» Source records
----

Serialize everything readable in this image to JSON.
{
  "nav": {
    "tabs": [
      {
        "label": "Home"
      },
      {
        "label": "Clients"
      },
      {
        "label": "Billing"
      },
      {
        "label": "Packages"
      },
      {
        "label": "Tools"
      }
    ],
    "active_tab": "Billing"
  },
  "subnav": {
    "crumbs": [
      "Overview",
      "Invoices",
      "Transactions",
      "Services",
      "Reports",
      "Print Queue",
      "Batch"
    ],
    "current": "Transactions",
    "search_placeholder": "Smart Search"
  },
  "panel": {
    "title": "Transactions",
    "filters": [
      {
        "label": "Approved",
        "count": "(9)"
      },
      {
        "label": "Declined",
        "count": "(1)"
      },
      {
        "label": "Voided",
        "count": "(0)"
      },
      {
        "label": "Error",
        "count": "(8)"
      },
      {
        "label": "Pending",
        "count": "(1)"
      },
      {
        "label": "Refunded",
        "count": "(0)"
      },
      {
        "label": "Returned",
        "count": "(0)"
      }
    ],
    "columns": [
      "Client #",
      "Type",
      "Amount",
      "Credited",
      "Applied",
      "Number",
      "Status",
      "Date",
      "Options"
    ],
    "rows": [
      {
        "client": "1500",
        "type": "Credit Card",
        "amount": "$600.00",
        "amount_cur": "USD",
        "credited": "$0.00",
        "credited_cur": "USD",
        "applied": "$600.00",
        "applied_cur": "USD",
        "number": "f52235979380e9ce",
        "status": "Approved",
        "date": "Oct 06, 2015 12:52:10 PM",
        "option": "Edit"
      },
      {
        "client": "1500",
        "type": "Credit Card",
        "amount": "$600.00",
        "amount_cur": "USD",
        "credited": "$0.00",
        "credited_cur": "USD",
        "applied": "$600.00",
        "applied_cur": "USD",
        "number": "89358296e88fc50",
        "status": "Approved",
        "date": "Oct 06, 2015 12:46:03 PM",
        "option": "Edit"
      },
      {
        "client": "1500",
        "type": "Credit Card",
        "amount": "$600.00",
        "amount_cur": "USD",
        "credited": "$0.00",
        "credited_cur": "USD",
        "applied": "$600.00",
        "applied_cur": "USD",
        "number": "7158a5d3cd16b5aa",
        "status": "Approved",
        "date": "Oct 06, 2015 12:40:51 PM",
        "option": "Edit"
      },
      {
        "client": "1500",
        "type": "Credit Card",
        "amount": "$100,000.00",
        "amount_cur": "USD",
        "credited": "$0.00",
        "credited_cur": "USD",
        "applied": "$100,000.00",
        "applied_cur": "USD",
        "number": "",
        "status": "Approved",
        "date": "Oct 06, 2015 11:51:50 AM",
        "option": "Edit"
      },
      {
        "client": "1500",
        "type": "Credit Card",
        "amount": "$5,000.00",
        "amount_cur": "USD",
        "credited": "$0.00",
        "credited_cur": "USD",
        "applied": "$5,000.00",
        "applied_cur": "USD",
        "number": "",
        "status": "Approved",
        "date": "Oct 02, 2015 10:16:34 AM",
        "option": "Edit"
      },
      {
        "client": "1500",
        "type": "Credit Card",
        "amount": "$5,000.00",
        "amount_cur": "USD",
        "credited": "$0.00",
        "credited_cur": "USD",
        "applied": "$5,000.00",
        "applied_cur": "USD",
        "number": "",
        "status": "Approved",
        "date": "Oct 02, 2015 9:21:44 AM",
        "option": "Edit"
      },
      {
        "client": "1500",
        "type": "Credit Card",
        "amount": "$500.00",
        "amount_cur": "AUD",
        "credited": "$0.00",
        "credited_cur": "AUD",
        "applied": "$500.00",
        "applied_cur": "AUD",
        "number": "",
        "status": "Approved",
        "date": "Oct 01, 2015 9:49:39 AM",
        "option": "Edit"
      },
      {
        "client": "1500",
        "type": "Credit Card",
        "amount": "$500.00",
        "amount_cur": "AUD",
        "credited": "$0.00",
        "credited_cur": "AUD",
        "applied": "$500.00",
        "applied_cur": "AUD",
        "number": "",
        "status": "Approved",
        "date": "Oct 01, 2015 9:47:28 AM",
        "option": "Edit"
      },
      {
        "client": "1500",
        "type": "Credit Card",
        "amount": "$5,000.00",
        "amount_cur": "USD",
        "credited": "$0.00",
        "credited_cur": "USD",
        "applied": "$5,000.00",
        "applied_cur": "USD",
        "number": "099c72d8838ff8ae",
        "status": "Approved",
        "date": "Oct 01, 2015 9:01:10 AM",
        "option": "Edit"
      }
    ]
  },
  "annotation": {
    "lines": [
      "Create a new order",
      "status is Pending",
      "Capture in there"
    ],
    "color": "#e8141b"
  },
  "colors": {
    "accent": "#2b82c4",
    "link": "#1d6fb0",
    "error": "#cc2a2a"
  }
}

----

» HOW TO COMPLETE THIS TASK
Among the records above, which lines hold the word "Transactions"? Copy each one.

» TASK SOLUTION
      "Transactions",
    "current": "Transactions",
    "title": "Transactions",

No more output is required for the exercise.